EXERCISE DETAILS: The entries follow. Copy every line in which "Виберіть" appears.

[[ DATA IN THIS EXERCISE open ]]

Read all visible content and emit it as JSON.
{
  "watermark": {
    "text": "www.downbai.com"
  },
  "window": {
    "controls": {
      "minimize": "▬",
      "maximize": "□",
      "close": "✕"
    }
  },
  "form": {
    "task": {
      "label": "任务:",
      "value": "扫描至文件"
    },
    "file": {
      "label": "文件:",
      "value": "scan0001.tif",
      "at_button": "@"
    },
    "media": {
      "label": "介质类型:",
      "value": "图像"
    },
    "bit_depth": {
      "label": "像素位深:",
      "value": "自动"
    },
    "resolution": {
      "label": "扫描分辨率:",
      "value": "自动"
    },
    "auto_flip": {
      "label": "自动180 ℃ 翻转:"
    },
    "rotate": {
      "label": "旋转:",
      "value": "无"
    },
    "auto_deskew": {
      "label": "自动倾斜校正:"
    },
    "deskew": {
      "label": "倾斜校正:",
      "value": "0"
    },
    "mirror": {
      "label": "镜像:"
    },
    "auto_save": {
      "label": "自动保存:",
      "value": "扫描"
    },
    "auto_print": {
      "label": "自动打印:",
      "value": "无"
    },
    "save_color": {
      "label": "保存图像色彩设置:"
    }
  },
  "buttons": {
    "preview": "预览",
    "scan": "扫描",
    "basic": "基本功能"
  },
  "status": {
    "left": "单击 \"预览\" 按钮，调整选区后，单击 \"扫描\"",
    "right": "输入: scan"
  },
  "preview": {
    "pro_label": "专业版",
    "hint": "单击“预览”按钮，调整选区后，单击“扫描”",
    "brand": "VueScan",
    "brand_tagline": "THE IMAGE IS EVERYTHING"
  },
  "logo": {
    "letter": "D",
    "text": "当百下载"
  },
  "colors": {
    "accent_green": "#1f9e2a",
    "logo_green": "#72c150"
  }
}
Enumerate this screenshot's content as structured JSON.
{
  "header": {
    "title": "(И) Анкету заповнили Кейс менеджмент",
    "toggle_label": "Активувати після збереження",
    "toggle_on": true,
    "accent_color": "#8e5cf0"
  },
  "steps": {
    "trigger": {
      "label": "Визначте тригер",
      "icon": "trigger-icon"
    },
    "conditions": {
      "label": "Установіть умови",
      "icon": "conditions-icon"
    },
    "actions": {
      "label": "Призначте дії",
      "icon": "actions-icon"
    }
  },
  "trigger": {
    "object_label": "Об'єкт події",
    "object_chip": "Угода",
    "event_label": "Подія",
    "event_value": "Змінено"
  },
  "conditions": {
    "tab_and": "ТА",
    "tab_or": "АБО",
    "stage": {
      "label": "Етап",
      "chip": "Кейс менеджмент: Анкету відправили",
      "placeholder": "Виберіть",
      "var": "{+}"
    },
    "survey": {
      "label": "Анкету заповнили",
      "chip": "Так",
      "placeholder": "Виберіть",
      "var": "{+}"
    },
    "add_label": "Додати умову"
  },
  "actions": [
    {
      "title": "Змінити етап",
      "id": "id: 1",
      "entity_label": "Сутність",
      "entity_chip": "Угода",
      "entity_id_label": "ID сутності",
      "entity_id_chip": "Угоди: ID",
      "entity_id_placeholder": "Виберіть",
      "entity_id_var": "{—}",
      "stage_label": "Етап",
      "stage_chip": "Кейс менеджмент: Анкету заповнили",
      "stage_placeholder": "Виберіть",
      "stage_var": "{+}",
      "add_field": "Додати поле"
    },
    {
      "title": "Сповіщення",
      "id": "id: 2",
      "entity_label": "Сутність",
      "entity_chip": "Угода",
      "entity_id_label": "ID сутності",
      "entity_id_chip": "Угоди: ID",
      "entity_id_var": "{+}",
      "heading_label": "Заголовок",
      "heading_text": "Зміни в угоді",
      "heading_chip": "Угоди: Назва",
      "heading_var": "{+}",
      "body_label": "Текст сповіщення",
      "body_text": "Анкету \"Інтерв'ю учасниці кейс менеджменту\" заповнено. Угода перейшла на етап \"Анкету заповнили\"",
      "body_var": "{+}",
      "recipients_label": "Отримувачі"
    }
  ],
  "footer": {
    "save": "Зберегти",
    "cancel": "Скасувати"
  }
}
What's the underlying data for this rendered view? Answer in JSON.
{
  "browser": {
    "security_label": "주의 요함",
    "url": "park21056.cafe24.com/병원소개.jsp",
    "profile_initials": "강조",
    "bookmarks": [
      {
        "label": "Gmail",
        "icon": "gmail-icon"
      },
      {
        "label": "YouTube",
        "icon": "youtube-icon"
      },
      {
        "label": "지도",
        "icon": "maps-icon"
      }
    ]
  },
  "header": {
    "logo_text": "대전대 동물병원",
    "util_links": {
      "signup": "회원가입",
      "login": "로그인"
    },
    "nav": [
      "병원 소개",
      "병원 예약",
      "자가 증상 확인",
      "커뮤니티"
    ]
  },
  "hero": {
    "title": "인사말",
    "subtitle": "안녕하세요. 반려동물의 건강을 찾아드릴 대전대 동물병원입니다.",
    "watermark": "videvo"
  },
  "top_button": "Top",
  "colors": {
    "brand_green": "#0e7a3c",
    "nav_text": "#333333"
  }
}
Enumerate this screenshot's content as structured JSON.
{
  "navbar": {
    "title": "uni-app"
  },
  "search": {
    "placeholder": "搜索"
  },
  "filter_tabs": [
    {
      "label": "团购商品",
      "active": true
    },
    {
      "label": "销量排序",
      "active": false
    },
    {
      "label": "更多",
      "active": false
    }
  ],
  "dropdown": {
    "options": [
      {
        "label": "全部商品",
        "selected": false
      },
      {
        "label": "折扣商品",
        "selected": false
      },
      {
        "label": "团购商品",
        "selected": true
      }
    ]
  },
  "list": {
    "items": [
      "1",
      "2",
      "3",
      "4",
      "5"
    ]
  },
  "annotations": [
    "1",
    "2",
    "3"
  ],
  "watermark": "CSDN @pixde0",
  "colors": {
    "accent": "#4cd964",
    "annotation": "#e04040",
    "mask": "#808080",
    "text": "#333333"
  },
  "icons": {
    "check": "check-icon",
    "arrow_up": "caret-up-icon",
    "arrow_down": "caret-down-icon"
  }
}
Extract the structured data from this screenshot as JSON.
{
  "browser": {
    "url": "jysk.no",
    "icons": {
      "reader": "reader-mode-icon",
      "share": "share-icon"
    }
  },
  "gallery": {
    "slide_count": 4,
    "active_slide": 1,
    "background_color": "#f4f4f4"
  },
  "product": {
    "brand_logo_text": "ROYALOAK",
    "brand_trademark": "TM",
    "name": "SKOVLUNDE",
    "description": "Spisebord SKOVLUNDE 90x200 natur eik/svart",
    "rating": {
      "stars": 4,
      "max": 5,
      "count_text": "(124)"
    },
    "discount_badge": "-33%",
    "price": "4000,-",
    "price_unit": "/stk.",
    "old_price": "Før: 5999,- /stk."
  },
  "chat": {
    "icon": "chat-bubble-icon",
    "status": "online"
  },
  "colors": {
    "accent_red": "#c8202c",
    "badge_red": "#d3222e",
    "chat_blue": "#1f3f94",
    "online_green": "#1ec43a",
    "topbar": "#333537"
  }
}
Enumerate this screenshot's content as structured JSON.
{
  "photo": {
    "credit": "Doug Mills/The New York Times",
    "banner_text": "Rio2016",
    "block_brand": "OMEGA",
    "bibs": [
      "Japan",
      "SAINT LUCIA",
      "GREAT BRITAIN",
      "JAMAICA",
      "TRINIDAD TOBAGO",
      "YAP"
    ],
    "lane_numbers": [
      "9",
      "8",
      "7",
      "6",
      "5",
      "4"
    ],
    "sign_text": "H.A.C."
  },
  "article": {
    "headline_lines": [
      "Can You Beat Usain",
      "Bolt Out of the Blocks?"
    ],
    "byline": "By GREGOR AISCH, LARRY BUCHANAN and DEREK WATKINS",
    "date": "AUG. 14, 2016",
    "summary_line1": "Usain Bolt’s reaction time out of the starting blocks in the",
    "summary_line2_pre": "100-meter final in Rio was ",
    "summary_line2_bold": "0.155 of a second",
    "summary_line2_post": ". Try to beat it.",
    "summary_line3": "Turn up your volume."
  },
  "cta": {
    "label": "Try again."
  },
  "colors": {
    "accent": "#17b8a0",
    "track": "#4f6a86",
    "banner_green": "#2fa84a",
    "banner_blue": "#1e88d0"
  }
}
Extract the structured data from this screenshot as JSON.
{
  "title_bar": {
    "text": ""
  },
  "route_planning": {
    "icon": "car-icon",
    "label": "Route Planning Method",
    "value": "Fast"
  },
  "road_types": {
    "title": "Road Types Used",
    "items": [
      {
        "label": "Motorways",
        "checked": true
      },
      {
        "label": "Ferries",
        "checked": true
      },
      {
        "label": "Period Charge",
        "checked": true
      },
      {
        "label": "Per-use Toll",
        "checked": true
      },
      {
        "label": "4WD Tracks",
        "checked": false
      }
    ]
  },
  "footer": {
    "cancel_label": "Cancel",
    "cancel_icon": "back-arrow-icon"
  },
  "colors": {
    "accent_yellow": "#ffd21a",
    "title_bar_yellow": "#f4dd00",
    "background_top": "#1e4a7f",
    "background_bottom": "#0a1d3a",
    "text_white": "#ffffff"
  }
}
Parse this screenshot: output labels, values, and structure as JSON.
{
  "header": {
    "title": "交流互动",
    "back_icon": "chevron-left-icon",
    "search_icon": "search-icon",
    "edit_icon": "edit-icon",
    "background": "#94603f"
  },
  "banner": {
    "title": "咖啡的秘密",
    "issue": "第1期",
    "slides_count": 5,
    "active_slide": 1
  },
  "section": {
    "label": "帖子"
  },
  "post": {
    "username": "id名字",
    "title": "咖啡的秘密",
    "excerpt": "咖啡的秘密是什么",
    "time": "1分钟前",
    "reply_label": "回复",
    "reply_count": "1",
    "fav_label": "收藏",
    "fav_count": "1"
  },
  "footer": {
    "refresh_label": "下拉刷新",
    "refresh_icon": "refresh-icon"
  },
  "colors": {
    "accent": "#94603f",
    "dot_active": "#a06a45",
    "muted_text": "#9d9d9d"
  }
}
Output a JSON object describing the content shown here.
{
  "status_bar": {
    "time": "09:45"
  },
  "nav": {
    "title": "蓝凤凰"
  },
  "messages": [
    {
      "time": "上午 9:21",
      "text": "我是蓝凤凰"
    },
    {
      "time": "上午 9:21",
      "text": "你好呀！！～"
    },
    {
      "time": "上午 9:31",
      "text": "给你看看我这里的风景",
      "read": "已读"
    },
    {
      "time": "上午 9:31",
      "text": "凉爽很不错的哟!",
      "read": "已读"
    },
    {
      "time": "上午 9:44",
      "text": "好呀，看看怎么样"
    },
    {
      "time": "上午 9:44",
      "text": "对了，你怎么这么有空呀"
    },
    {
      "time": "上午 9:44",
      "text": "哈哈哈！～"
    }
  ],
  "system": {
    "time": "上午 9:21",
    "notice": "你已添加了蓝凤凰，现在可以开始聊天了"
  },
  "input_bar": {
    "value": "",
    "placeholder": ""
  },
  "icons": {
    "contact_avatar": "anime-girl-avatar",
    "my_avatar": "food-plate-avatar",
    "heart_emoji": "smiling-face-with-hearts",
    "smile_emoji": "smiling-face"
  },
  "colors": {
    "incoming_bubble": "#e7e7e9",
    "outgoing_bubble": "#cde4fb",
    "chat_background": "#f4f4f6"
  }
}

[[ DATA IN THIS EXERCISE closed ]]

COMPLETED EXERCISE:
      "placeholder": "Виберіть",
      "placeholder": "Виберіть",
      "entity_id_placeholder": "Виберіть",
      "stage_placeholder": "Виберіть",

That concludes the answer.